Lines containing the word "decoration" are to be copied from the data below.

## DATA TO EXAMINE

# # # #

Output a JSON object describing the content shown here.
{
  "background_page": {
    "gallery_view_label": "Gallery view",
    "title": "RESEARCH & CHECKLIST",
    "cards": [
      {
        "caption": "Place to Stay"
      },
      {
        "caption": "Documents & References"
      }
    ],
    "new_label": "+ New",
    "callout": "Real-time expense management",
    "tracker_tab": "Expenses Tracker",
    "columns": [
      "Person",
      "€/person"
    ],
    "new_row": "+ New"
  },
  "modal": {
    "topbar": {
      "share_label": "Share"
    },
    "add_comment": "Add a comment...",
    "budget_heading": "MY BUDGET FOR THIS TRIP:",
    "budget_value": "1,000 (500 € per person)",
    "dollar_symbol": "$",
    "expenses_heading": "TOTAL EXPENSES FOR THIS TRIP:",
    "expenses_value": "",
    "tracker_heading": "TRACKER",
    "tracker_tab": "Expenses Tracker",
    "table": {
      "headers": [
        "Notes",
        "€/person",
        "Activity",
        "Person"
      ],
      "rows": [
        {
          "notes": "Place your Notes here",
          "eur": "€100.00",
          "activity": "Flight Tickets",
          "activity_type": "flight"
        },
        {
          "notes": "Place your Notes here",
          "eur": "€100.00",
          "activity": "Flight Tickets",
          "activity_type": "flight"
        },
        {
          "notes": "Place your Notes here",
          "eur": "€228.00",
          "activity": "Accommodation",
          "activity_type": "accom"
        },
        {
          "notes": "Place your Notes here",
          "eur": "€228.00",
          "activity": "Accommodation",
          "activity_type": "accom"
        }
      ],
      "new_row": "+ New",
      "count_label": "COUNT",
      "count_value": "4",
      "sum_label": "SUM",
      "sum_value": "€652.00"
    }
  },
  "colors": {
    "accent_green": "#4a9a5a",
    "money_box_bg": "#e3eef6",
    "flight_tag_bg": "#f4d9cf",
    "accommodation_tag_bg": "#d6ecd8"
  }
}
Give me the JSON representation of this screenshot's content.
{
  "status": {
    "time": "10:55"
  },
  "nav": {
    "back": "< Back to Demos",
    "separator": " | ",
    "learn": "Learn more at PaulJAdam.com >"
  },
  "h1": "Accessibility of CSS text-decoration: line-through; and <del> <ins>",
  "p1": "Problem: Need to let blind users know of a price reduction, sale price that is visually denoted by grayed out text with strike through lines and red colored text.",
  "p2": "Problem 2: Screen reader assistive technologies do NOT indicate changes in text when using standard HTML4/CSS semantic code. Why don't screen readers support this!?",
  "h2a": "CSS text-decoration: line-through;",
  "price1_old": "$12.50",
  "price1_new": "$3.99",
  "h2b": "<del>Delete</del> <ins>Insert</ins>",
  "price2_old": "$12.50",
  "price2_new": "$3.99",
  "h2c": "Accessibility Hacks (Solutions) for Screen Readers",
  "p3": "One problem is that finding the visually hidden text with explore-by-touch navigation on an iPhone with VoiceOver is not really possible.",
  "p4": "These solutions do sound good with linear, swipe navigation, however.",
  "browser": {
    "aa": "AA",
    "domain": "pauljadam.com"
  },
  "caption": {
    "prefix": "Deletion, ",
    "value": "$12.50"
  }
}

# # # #

## TASK SOLUTION
  "h1": "Accessibility of CSS text-decoration: line-through; and <del> <ins>",
  "h2a": "CSS text-decoration: line-through;",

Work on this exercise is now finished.